**ABOUT THIS EXERCISE**
Each line of the data below holding the word "Luck" must be copied.

**Data entries**
= = = =

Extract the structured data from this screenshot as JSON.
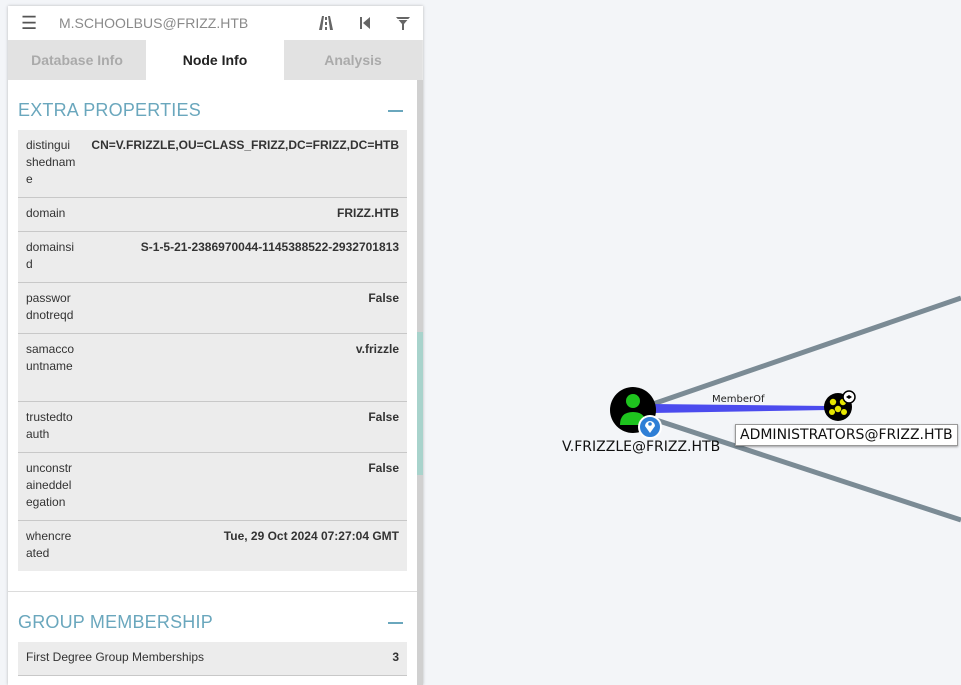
{
  "search": {
    "value": "M.SCHOOLBUS@FRIZZ.HTB"
  },
  "tabs": [
    {
      "label": "Database Info",
      "active": false
    },
    {
      "label": "Node Info",
      "active": true
    },
    {
      "label": "Analysis",
      "active": false
    }
  ],
  "extra_properties": {
    "title": "EXTRA PROPERTIES",
    "rows": [
      {
        "key": "distinguishedname",
        "value": "CN=V.FRIZZLE,OU=CLASS_FRIZZ,DC=FRIZZ,DC=HTB"
      },
      {
        "key": "domain",
        "value": "FRIZZ.HTB"
      },
      {
        "key": "domainsid",
        "value": "S-1-5-21-2386970044-1145388522-2932701813"
      },
      {
        "key": "passwordnotreqd",
        "value": "False"
      },
      {
        "key": "samaccountname",
        "value": "v.frizzle"
      },
      {
        "key": "trustedtoauth",
        "value": "False"
      },
      {
        "key": "unconstraineddelegation",
        "value": "False"
      },
      {
        "key": "whencreated",
        "value": "Tue, 29 Oct 2024 07:27:04 GMT"
      }
    ]
  },
  "group_membership": {
    "title": "GROUP MEMBERSHIP",
    "rows": [
      {
        "key": "First Degree Group Memberships",
        "value": "3"
      }
    ]
  },
  "graph": {
    "user_node": {
      "label": "V.FRIZZLE@FRIZZ.HTB",
      "icon": "user-icon",
      "color": "#1ec41e"
    },
    "group_node": {
      "label": "ADMINISTRATORS@FRIZZ.HTB",
      "icon": "group-icon",
      "color": "#e6e600"
    },
    "edge": {
      "label": "MemberOf",
      "color": "#4a4af0"
    },
    "edge_color_other": "#7a8a94"
  },
  "colors": {
    "accent": "#6aa7bd",
    "scroll_thumb": "#a8d3cc"
  }
}
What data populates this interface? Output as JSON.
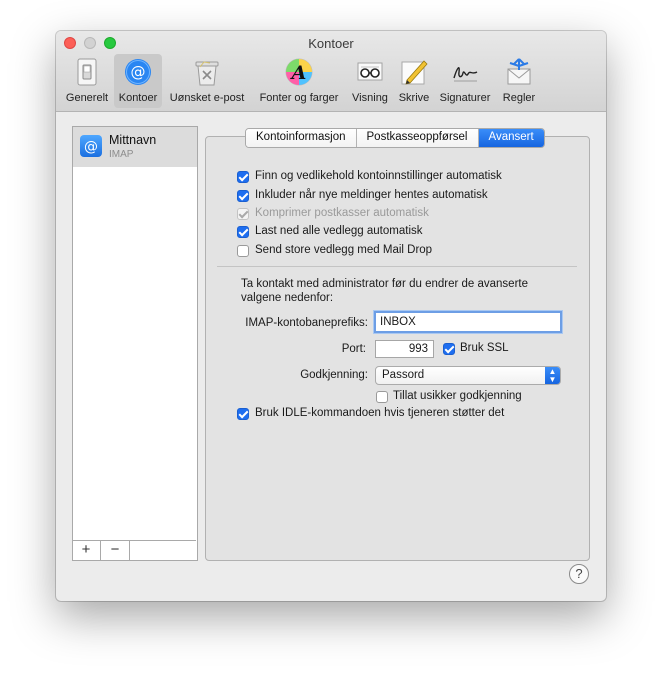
{
  "window": {
    "title": "Kontoer"
  },
  "toolbar": {
    "items": [
      {
        "label": "Generelt",
        "icon": "switch-icon"
      },
      {
        "label": "Kontoer",
        "icon": "at-icon",
        "selected": true
      },
      {
        "label": "Uønsket e-post",
        "icon": "trash-icon"
      },
      {
        "label": "Fonter og farger",
        "icon": "font-color-icon"
      },
      {
        "label": "Visning",
        "icon": "glasses-icon"
      },
      {
        "label": "Skrive",
        "icon": "pencil-icon"
      },
      {
        "label": "Signaturer",
        "icon": "signature-icon"
      },
      {
        "label": "Regler",
        "icon": "rules-icon"
      }
    ]
  },
  "sidebar": {
    "accounts": [
      {
        "name": "Mittnavn",
        "type": "IMAP"
      }
    ],
    "add_label": "+",
    "remove_label": "−"
  },
  "tabs": {
    "items": [
      "Kontoinformasjon",
      "Postkasseoppførsel",
      "Avansert"
    ],
    "selected": "Avansert"
  },
  "options": [
    {
      "label": "Finn og vedlikehold kontoinnstillinger automatisk",
      "checked": true,
      "enabled": true
    },
    {
      "label": "Inkluder når nye meldinger hentes automatisk",
      "checked": true,
      "enabled": true
    },
    {
      "label": "Komprimer postkasser automatisk",
      "checked": true,
      "enabled": false
    },
    {
      "label": "Last ned alle vedlegg automatisk",
      "checked": true,
      "enabled": true
    },
    {
      "label": "Send store vedlegg med Mail Drop",
      "checked": false,
      "enabled": true
    }
  ],
  "advanced": {
    "note": "Ta kontakt med administrator før du endrer de avanserte valgene nedenfor:",
    "imap_prefix_label": "IMAP-kontobaneprefiks:",
    "imap_prefix_value": "INBOX",
    "port_label": "Port:",
    "port_value": "993",
    "ssl_label": "Bruk SSL",
    "ssl_checked": true,
    "auth_label": "Godkjenning:",
    "auth_value": "Passord",
    "insecure_label": "Tillat usikker godkjenning",
    "insecure_checked": false,
    "idle_label": "Bruk IDLE-kommandoen hvis tjeneren støtter det",
    "idle_checked": true
  },
  "help": {
    "label": "?"
  },
  "colors": {
    "accent": "#1e6ef0",
    "selected_toolbar": "#c9c9c9",
    "window_bg": "#ececec"
  }
}
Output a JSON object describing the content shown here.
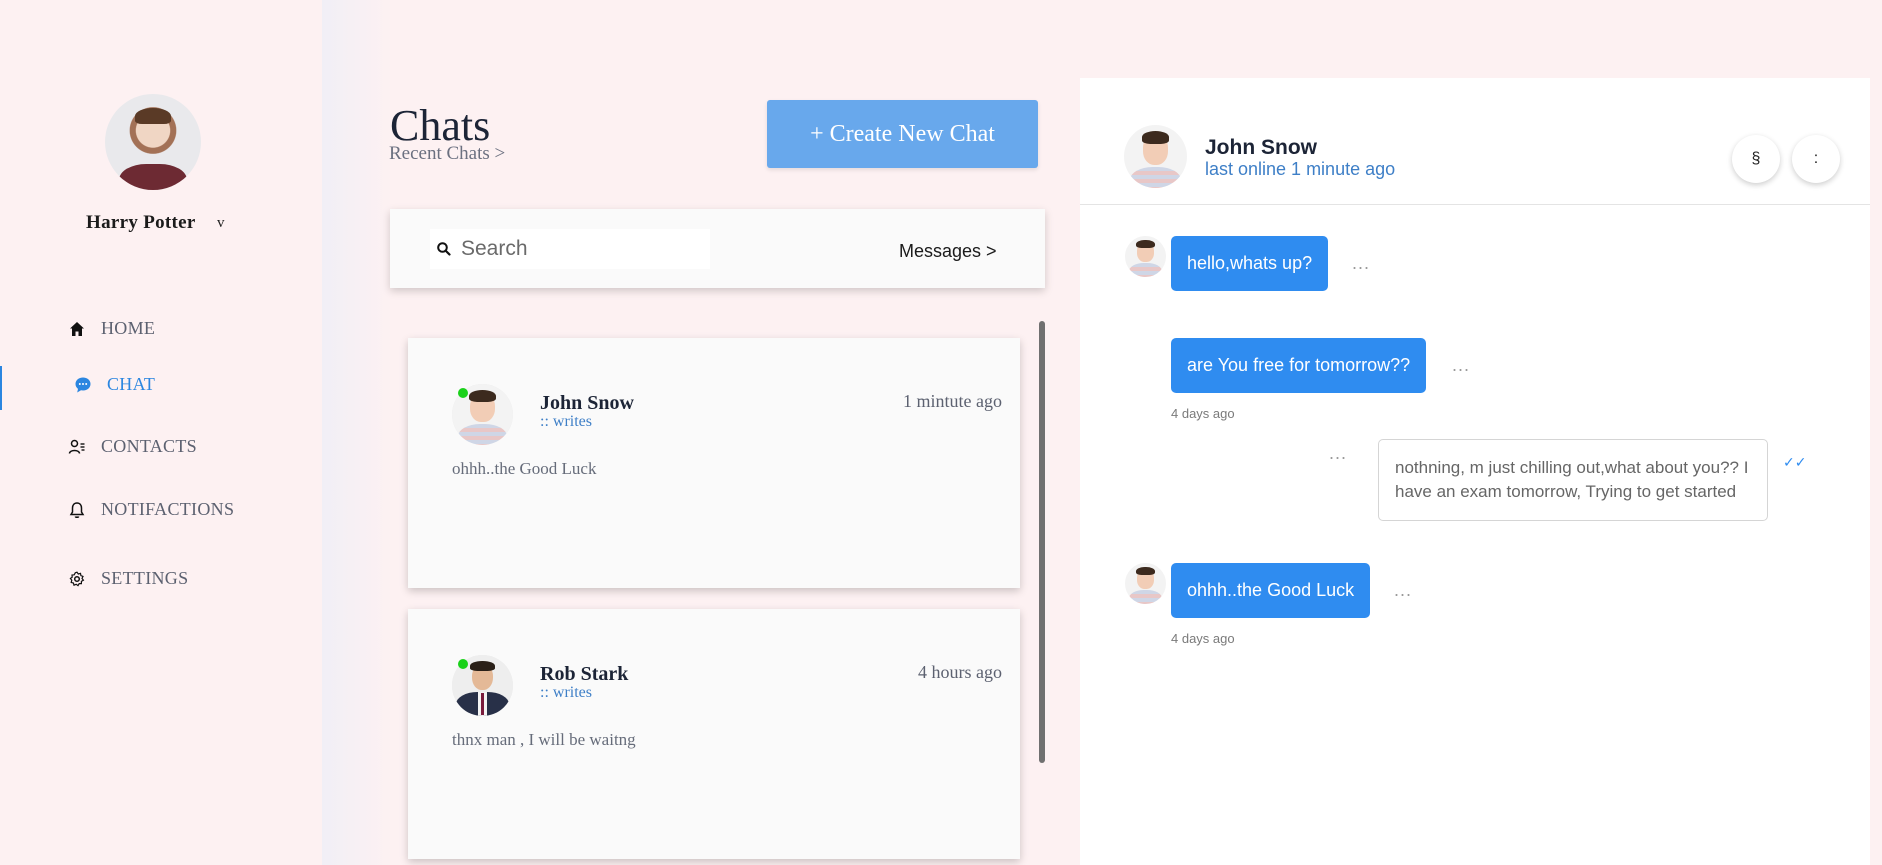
{
  "user": {
    "name": "Harry Potter",
    "menu_chevron": "v"
  },
  "nav": [
    {
      "label": "HOME",
      "icon": "home-icon"
    },
    {
      "label": "CHAT",
      "icon": "chat-icon",
      "active": true
    },
    {
      "label": "CONTACTS",
      "icon": "contacts-icon"
    },
    {
      "label": "NOTIFACTIONS",
      "icon": "bell-icon"
    },
    {
      "label": "SETTINGS",
      "icon": "gear-icon"
    }
  ],
  "chats": {
    "title": "Chats",
    "recent_link": "Recent Chats >",
    "create_button": "+ Create New Chat",
    "search_placeholder": "Search",
    "messages_link": "Messages >",
    "list": [
      {
        "name": "John Snow",
        "writes": ":: writes",
        "time": "1 mintute ago",
        "preview": "ohhh..the Good Luck",
        "online": true
      },
      {
        "name": "Rob Stark",
        "writes": ":: writes",
        "time": "4 hours ago",
        "preview": "thnx man , I will be waitng",
        "online": true
      }
    ]
  },
  "conversation": {
    "contact_name": "John Snow",
    "status": "last online 1 minute ago",
    "button_section": "§",
    "button_more": ":",
    "messages": [
      {
        "text": "hello,whats up?",
        "dots": "...",
        "direction": "in"
      },
      {
        "text": "are You free for tomorrow??",
        "dots": "...",
        "time": "4 days ago",
        "direction": "in"
      },
      {
        "text": "nothning, m just chilling out,what about you?? I have an exam tomorrow, Trying to get started",
        "dots": "...",
        "direction": "out",
        "read_icon": "double-check-icon"
      },
      {
        "text": "ohhh..the Good Luck",
        "dots": "...",
        "time": "4 days ago",
        "direction": "in"
      }
    ]
  },
  "colors": {
    "accent": "#2f8cf0",
    "button": "#68a8ec",
    "background": "#fdf1f2",
    "online": "#1ad11a"
  }
}
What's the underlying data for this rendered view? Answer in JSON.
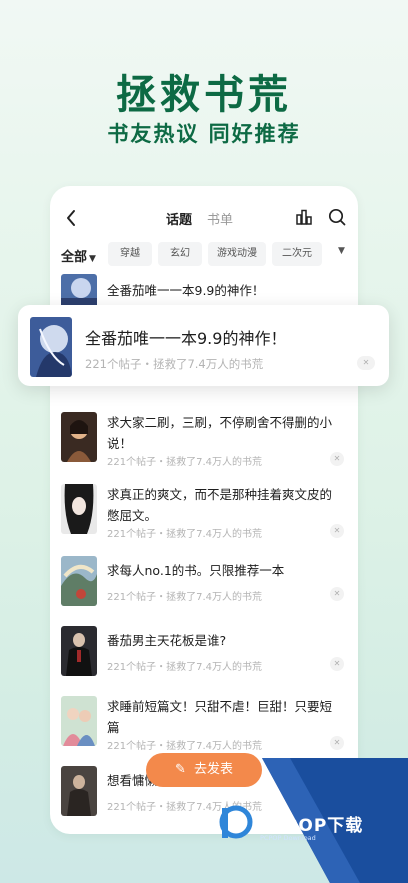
{
  "hero": {
    "title": "拯救书荒",
    "subtitle": "书友热议 同好推荐"
  },
  "header": {
    "tabs": [
      "话题",
      "书单"
    ],
    "active_tab": "话题"
  },
  "icons": {
    "back": "back-arrow-icon",
    "rank": "ranking-icon",
    "search": "search-icon",
    "close": "close-icon",
    "pen": "pen-icon",
    "more": "chevron-down-icon"
  },
  "filter": {
    "selected": "全部",
    "chips": [
      "穿越",
      "玄幻",
      "游戏动漫",
      "二次元"
    ]
  },
  "popup": {
    "title": "全番茄唯一一本9.9的神作！",
    "meta": "221个帖子・拯救了7.4万人的书荒"
  },
  "topics": [
    {
      "title": "全番茄唯一一本9.9的神作！",
      "meta": ""
    },
    {
      "title": "求大家二刷，三刷，不停刷舍不得删的小说！",
      "meta": "221个帖子・拯救了7.4万人的书荒"
    },
    {
      "title": "求真正的爽文，而不是那种挂着爽文皮的憋屈文。",
      "meta": "221个帖子・拯救了7.4万人的书荒"
    },
    {
      "title": "求每人no.1的书。只限推荐一本",
      "meta": "221个帖子・拯救了7.4万人的书荒"
    },
    {
      "title": "番茄男主天花板是谁?",
      "meta": "221个帖子・拯救了7.4万人的书荒"
    },
    {
      "title": "求睡前短篇文！只甜不虐！巨甜！只要短篇",
      "meta": "221个帖子・拯救了7.4万人的书荒"
    },
    {
      "title": "想看慵懒",
      "meta": "221个帖子・拯救了7.4万人的书荒"
    }
  ],
  "post_button": {
    "label": "去发表"
  },
  "watermark": {
    "brand": "PCPOP下载",
    "tagline": "PCPOP Download"
  },
  "colors": {
    "brand_green": "#0d6a44",
    "accent_orange": "#f3894b",
    "watermark_blue": "#1a4e9e"
  }
}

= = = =

**RESPONSE TO THIS EXERCISE**
        "preview": "ohhh..the Good Luck",
        "text": "ohhh..the Good Luck",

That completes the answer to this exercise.